Historians often comment on mob rule as a factor in the rise of Rome, and its maintenance, as the city of Rome itself was huge (reaching a million people in ancient times, unheard of), and the aristocracy and even military very small by comparison to the citizenry. Weapons also being crude, there was a constant need to keep the mobs fed, distracted, and in awe of the power of the state. Who could do this, could rule not just Rome, but the whole Roman Empire.
Lapses in this control often led to loss of power, or even the loss of heads, of officials - most notably in the reign of Commodus when Cleander unwisely used the Praetorian Guard against a mob which had come to call for his head. As Edward Gibbon relates it, "The people... demanded with angry clamors the head of the public enemy. Cleander, who commanded the Praetorian Guards, ordered a body of cavalry to sally forth and disperse the seditious multitude. The multitude fled with precipitation towards the city; several were slain, and many more were trampled to death; but when the cavalry entered the streets their pursuit was checked by a shower of stones and darts from the roofs and windows of the houses. The foot guards, who had long been jealous of the prerogatives and insolence of the Praetorian cavalry, embraced the party of the people.
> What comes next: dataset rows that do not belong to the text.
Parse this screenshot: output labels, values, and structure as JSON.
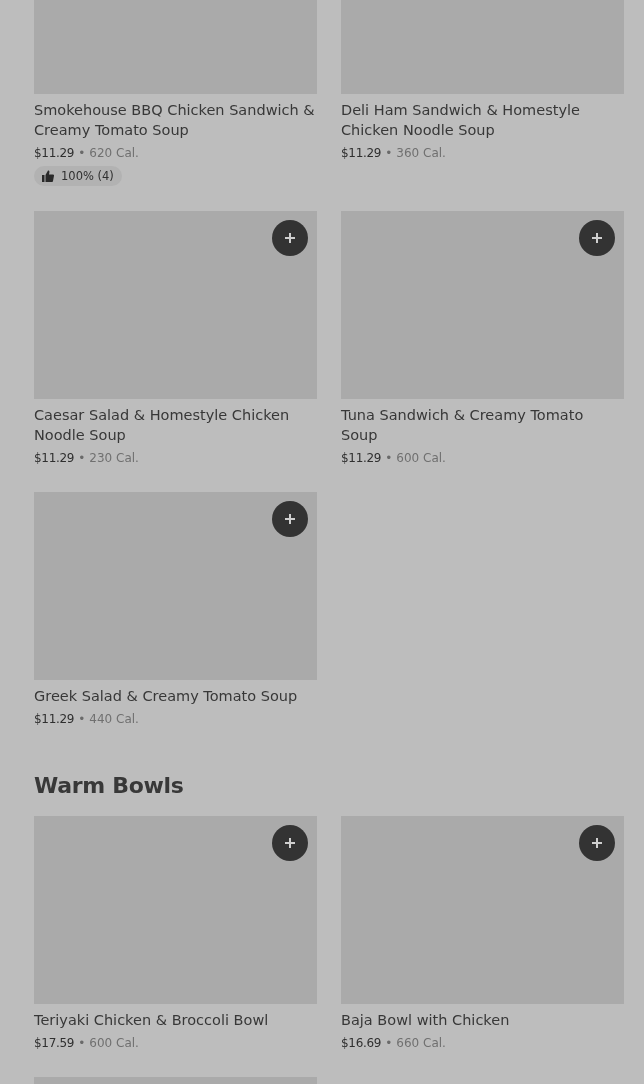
{
  "sections": [
    {
      "items": [
        {
          "kind": "dish",
          "name": "Smokehouse BBQ Chicken Sandwich & Creamy Tomato Soup",
          "price": "$11.29",
          "separator": "•",
          "calories": "620 Cal.",
          "rating": "100% (4)"
        },
        {
          "kind": "dish",
          "name": "Deli Ham Sandwich & Homestyle Chicken Noodle Soup",
          "price": "$11.29",
          "separator": "•",
          "calories": "360 Cal."
        },
        {
          "kind": "dish",
          "name": "Caesar Salad & Homestyle Chicken Noodle Soup",
          "price": "$11.29",
          "separator": "•",
          "calories": "230 Cal.",
          "add_button": true
        },
        {
          "kind": "dish",
          "name": "Tuna Sandwich & Creamy Tomato Soup",
          "price": "$11.29",
          "separator": "•",
          "calories": "600 Cal.",
          "add_button": true
        },
        {
          "kind": "dish",
          "name": "Greek Salad & Creamy Tomato Soup",
          "price": "$11.29",
          "separator": "•",
          "calories": "440 Cal.",
          "add_button": true
        }
      ]
    },
    {
      "title": "Warm Bowls",
      "items": [
        {
          "kind": "dish",
          "name": "Teriyaki Chicken & Broccoli Bowl",
          "price": "$17.59",
          "separator": "•",
          "calories": "600 Cal.",
          "add_button": true
        },
        {
          "kind": "dish",
          "name": "Baja Bowl with Chicken",
          "price": "$16.69",
          "separator": "•",
          "calories": "660 Cal.",
          "add_button": true
        },
        {
          "kind": "peek"
        }
      ]
    }
  ]
}
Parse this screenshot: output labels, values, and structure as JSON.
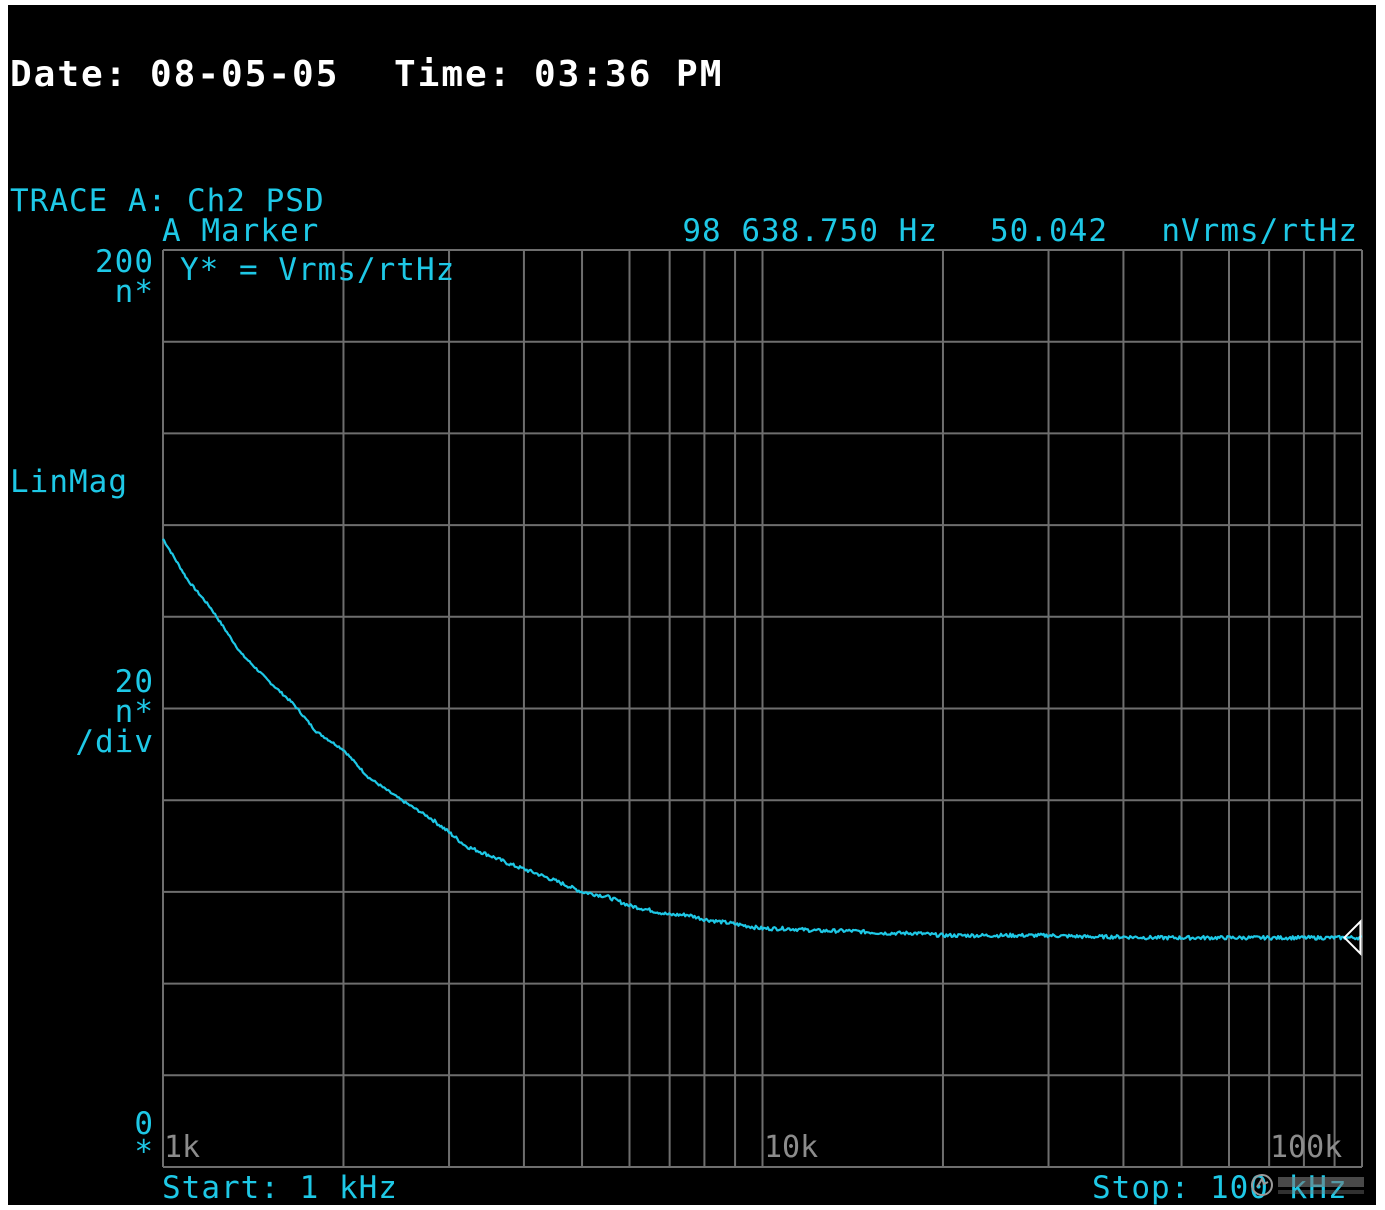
{
  "header": {
    "date_label": "Date:",
    "date_value": "08-05-05",
    "time_label": "Time:",
    "time_value": "03:36 PM"
  },
  "trace": {
    "title": "TRACE A: Ch2 PSD",
    "marker_label": "A Marker",
    "marker_freq": "98 638.750 Hz",
    "marker_value": "50.042",
    "marker_unit": "nVrms/rtHz",
    "y_def": "Y* = Vrms/rtHz"
  },
  "yaxis": {
    "top_value": "200",
    "top_unit": "n*",
    "mode": "LinMag",
    "div_value": "20",
    "div_unit": "n*",
    "div_suffix": "/div",
    "bottom_value": "0",
    "bottom_unit": "*"
  },
  "xaxis": {
    "tick_1k": "1k",
    "tick_10k": "10k",
    "tick_100k": "100k",
    "start": "Start: 1 kHz",
    "stop": "Stop: 100 kHz"
  },
  "watermark": {
    "text": "电子发烧友",
    "url": "www.elecfans.com"
  },
  "colors": {
    "background": "#000000",
    "trace": "#1ec8e6",
    "grid": "#6e6e6e",
    "header_text": "#ffffff",
    "tick_text": "#8c8c8c"
  },
  "chart_data": {
    "type": "line",
    "title": "TRACE A: Ch2 PSD",
    "xscale": "log",
    "xlim": [
      1000,
      100000
    ],
    "ylim": [
      0,
      200
    ],
    "xlabel": "",
    "ylabel": "LinMag",
    "x_ticks": [
      "1k",
      "10k",
      "100k"
    ],
    "y_unit": "nVrms/rtHz",
    "grid": true,
    "series": [
      {
        "x": [
          1000,
          1100,
          1200,
          1350,
          1500,
          1650,
          1800,
          2000,
          2200,
          2500,
          2800,
          3000,
          3200,
          3500,
          3800,
          4200,
          4600,
          5000,
          5500,
          6000,
          6500,
          7000,
          7500,
          8000,
          9000,
          10000,
          11000,
          12500,
          14000,
          16000,
          18000,
          20000,
          23000,
          26000,
          30000,
          35000,
          40000,
          45000,
          50000,
          55000,
          60000,
          70000,
          80000,
          90000,
          98639,
          100000
        ],
        "y": [
          137,
          128,
          122,
          112,
          106,
          101,
          95,
          91,
          85,
          80,
          76,
          73,
          70,
          68,
          66,
          64,
          62,
          60,
          59,
          57,
          56,
          55,
          55,
          54,
          53,
          52,
          52,
          51.5,
          51.5,
          51,
          51,
          50.5,
          50.5,
          50.5,
          50.5,
          50.2,
          50.2,
          50,
          50,
          50,
          50,
          50,
          50,
          50,
          50.04,
          50
        ]
      }
    ],
    "marker": {
      "x": 98638.75,
      "y": 50.042,
      "label": "A Marker"
    }
  }
}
The tumult became a regular engagement and threatened a general massacre. The Praetorians at length gave way, oppressed with numbers; and the tide of popular fury returned with redoubled violence against the gates of the palace, where Commodus lay dissolved in luxury and alone unconcious of the civil war... Commodus started from his dream of pleasure and commanded that the head of Cleander should be thrown out to the people. The desired spectacle instantly appeased the tumult;"
This followed a previous incident in which the legions of Britain had demanded and received the death of Perennis, the prior administrator. The mob thus realized that it had every chance of success. This is a typical feature of mob rule situations - emboldened by success, a mob demands ever more power and sanctions.
During the French Revolution, the mobs in Paris played a similar function, but were more carefully manipulated by political leaders who sensed that they had the power to dispose of monarchy entirely, as they did, eventually setting up a representative democracy (which in turn fell to Napoleon's model of semi-constitutional monarchy).
The modern theories of civil disobedience and satyagraha have taken something from mob rule and its mechanics. Certainly it is quite frightening for large numbers of people, especially peaceful ones, to be marching and shouting common demands, if one is charged with the uncomfortable task of refusing them. If Roman guards, facing crucifixion for disobedience, could be swayed by mobs, it is obviously possible also to sway modern police even in a police state. The Velvet Revolution in former Czechoslovakia, and the resistance to the military coup in the Soviet Union in 1991 that led to the collapse of that state, were situations where the "mob" won the day due to defections by authority.
A situation where they did not win was Tiananmen Square in 1989. While initially Beijing-based units of the People's Liberation Army refused to charge on the students occupying the square, new units from the countryside were brought in who tended to perceive the students not as citizens like themselves but as spoiled people with every privelege. Slaughter followed.
As this example shows, relying on sheer mob strength and disruption is chancey in any political movement, and is not to be relied upon for any extended period. Anarchism is a theory of civics that relies on mobs and passive resistance more than most, but all branches of it stress the need for ethical relationships and voluntary association. This is not a good description of a "mob", which generally lacks anything that one might actually describe as real "integrity" or an explicit "ethical code". Encounters with mob rule usually hinge on threats of bodily harm - do what the mob wants, and you won't get hurt, resist, and you almost certainly will - the sheer size of the mob making it difficult or impossible to assign blame to any one person.
The term "mob" is also sometimes used to describe organized crime. Since it is relatively simple for the criminal element to exploit public strife, e.g. by looting, or grabbing power by means of fraud in the confused circumstances, there is some resonance in the idea of "mob rule" meaning, ultimately, rule by these people who exploit or create mobs by leading them into violence.
A common observation of the long history of representative democracy is that, very often, it is physical control of polling stations that determine who wins: whoever can bring out more supporters (typically with clubs and farm implements, although not usually knives and guns) to keep the opposing political party out, wins. Political privacy is very often nonexistent in this kind of condition, so retribution against defectors is easy. This may simply represent a transition from simple mob rule with an aristocracy in charge of organizing rival mobs - this being difficult to tell from the organized crime exploitation scenario.
Some critics view the anti-globalization movement's protest against G8 and World Trade Association and IMF meetings as an attempt to impose mob rule. This may be valid, as such groups have actually managed to change at least part of the agenda, and timing, of such meetings, and forced leaders to address their concerns, out of proportion, some say, to the degree to which they are shared in the populace.
See also: tribalism